By Sean Buffington
Cuba is an island nation located on the northern rim of the Caribbean Sea. It is the largest of the
Greater Antilles islands. To Cuba's east is the island of Hispaniola, shared by Haiti and the Dominican
Republic. Off the southeastern coast of Cuba lies Jamaica, and to the north is the state of Florida. In
1992 Cuba had an estimated population of nearly 11 million. Since 1959, Cuba has been led by
President Fidel Castro, whose socialist revolution overthrew dictator Fulgencio Batista. In the years
before the breakup of the Soviet Union, Cuba maintained a close political and economic relationship
with that nation. Cuba has had a distant and antagonistic relationship with the United States. Sugar is
the principal export of Cuba, but the Cuban economy, by most accounts, is weak.
The Cuban people are descendants of Spanish colonizers and of African slaves once employed in the
sugar industry. Two-fifths of the Cuban population is Roman Catholic. Nearly half report no religious
affiliation. Many of those who call themselves Catholics are also adherents of an Afro-Cuban religious
tradition known as
The official language of Cuba and the language spoken by nearly all
Cubans is Spanish.
3.The capital of Cuba is Havana, located on the northwestern coast of the island. Nearly 20 percent of

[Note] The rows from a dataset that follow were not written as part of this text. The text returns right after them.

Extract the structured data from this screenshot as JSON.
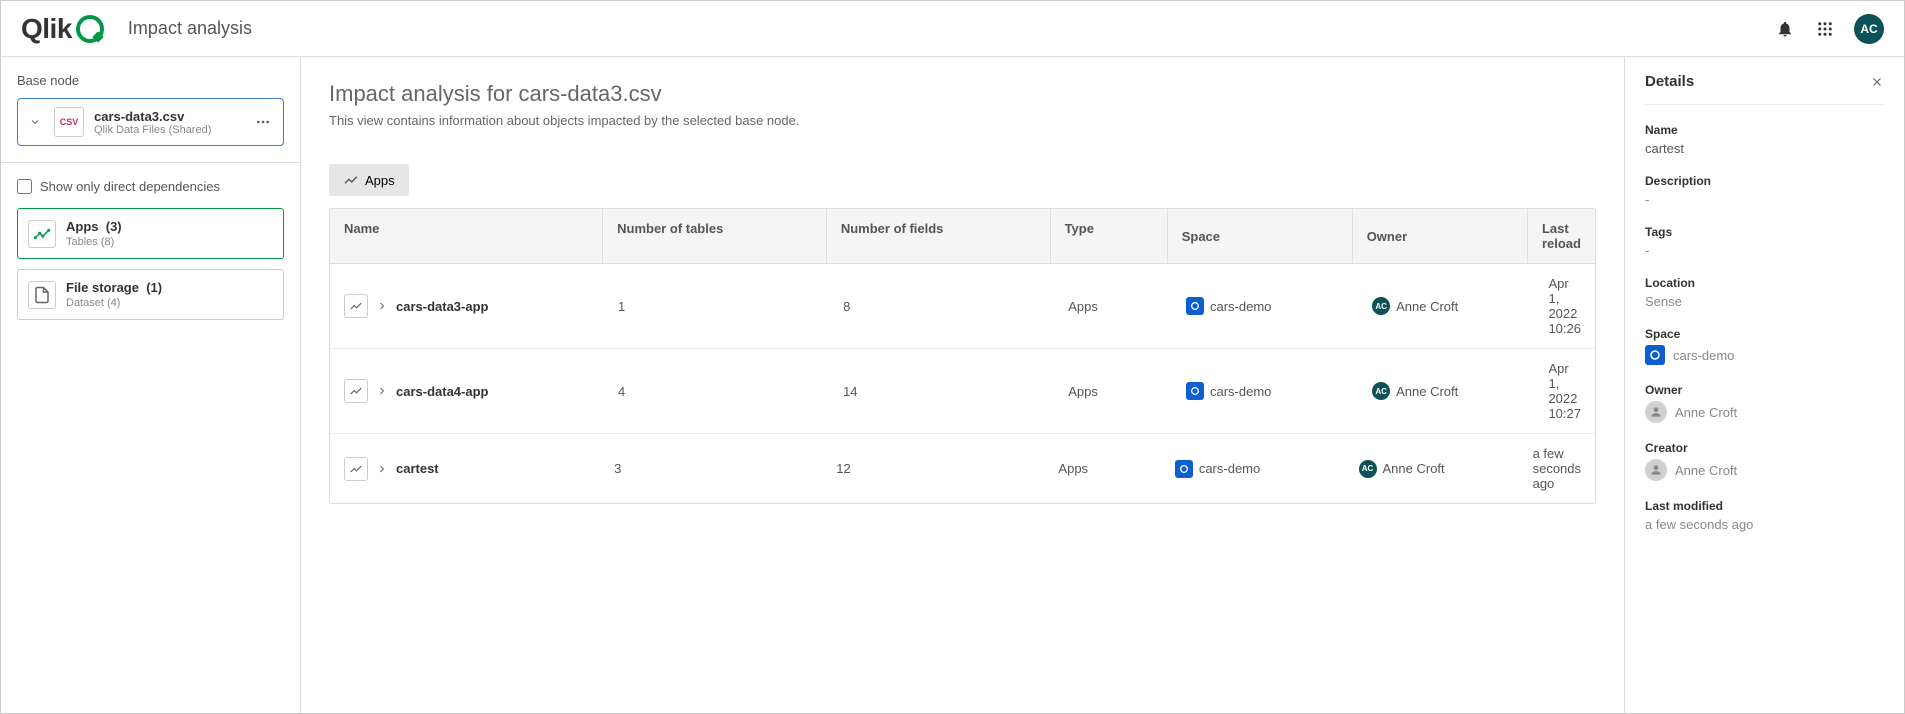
{
  "topbar": {
    "logo_text": "Qlik",
    "page_label": "Impact analysis",
    "avatar_initials": "AC"
  },
  "sidebar": {
    "base_node_label": "Base node",
    "base_node": {
      "file_type": "CSV",
      "title": "cars-data3.csv",
      "subtitle": "Qlik Data Files (Shared)"
    },
    "checkbox_label": "Show only direct dependencies",
    "categories": [
      {
        "title": "Apps",
        "count": "(3)",
        "sub": "Tables (8)",
        "icon": "apps"
      },
      {
        "title": "File storage",
        "count": "(1)",
        "sub": "Dataset (4)",
        "icon": "file"
      }
    ]
  },
  "content": {
    "title": "Impact analysis for cars-data3.csv",
    "subtitle": "This view contains information about objects impacted by the selected base node.",
    "tab_label": "Apps",
    "columns": {
      "name": "Name",
      "num_tables": "Number of tables",
      "num_fields": "Number of fields",
      "type": "Type",
      "space": "Space",
      "owner": "Owner",
      "last_reload": "Last reload"
    },
    "rows": [
      {
        "name": "cars-data3-app",
        "num_tables": "1",
        "num_fields": "8",
        "type": "Apps",
        "space": "cars-demo",
        "owner": "Anne Croft",
        "owner_initials": "AC",
        "last_reload": "Apr 1, 2022 10:26"
      },
      {
        "name": "cars-data4-app",
        "num_tables": "4",
        "num_fields": "14",
        "type": "Apps",
        "space": "cars-demo",
        "owner": "Anne Croft",
        "owner_initials": "AC",
        "last_reload": "Apr 1, 2022 10:27"
      },
      {
        "name": "cartest",
        "num_tables": "3",
        "num_fields": "12",
        "type": "Apps",
        "space": "cars-demo",
        "owner": "Anne Croft",
        "owner_initials": "AC",
        "last_reload": "a few seconds ago"
      }
    ]
  },
  "details": {
    "panel_title": "Details",
    "name_label": "Name",
    "name_value": "cartest",
    "description_label": "Description",
    "description_value": "-",
    "tags_label": "Tags",
    "tags_value": "-",
    "location_label": "Location",
    "location_value": "Sense",
    "space_label": "Space",
    "space_value": "cars-demo",
    "owner_label": "Owner",
    "owner_value": "Anne Croft",
    "creator_label": "Creator",
    "creator_value": "Anne Croft",
    "last_modified_label": "Last modified",
    "last_modified_value": "a few seconds ago"
  }
}
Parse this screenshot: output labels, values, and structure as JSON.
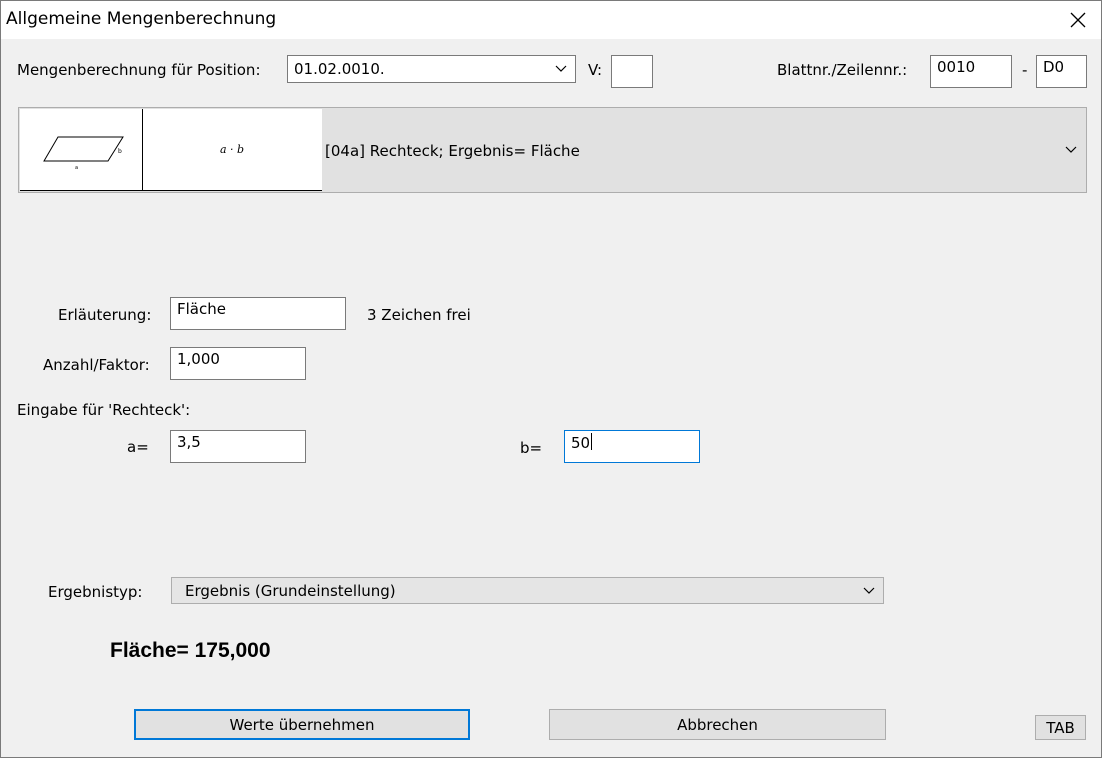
{
  "window": {
    "title": "Allgemeine Mengenberechnung"
  },
  "header": {
    "position_label": "Mengenberechnung für Position:",
    "position_value": "01.02.0010.",
    "v_label": "V:",
    "v_value": "",
    "blatt_label": "Blattnr./Zeilennr.:",
    "blatt_value": "0010",
    "separator": "-",
    "zeile_value": "D0"
  },
  "formula": {
    "selected": "[04a] Rechteck; Ergebnis= Fläche",
    "expression": "a · b",
    "sketch_label_a": "a",
    "sketch_label_b": "b"
  },
  "form": {
    "erlaeuterung_label": "Erläuterung:",
    "erlaeuterung_value": "Fläche",
    "chars_free": "3 Zeichen frei",
    "anzahl_label": "Anzahl/Faktor:",
    "anzahl_value": "1,000",
    "eingabe_label": "Eingabe für 'Rechteck':",
    "a_label": "a=",
    "a_value": "3,5",
    "b_label": "b=",
    "b_value": "50"
  },
  "result": {
    "ergebnistyp_label": "Ergebnistyp:",
    "ergebnistyp_value": "Ergebnis (Grundeinstellung)",
    "result_text": "Fläche= 175,000"
  },
  "buttons": {
    "apply": "Werte übernehmen",
    "cancel": "Abbrechen",
    "tab": "TAB"
  },
  "colors": {
    "focus": "#0078d7",
    "dialog_bg": "#f0f0f0",
    "button_bg": "#e1e1e1"
  },
  "icons": {
    "close": "close-icon",
    "dropdown": "chevron-down-icon"
  }
}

Cubans are city dwellers; most live in the capital city. The United States, which has limited diplomatic
relations with Cuba, nonetheless maintains, against the Cuban government's wishes, a significant
military presence in Cuba at the Guantanamo Bay base on the southeastern coast of the island.
1.Cuba was colonized by the Spanish in 1511. Before colonization, the island was inhabited by
Ciboney and Arawak Indians. Shortly after colonization, the native population was ravaged by disease,
warfare, and enslavement, causing their eventual extinction. Throughout the sixteenth and
seventeenth centuries, Cuba, like most of Spain's Caribbean possessions, received little attention from
the imperial government. Especially in the sixteenth and seventeenth centuries, Spain lavished
attention on its mainland colonies in Central and South America and ignored its island colonies. By the
end of the seventeenth century, Spain itself had begun to decline as a world power through financial
mismanagement, outmoded trade policies, and continued reliance on exhausted extractive industries.
Spain's colonies suffered during this period. Then the British captured Havana in 1762 and encouraged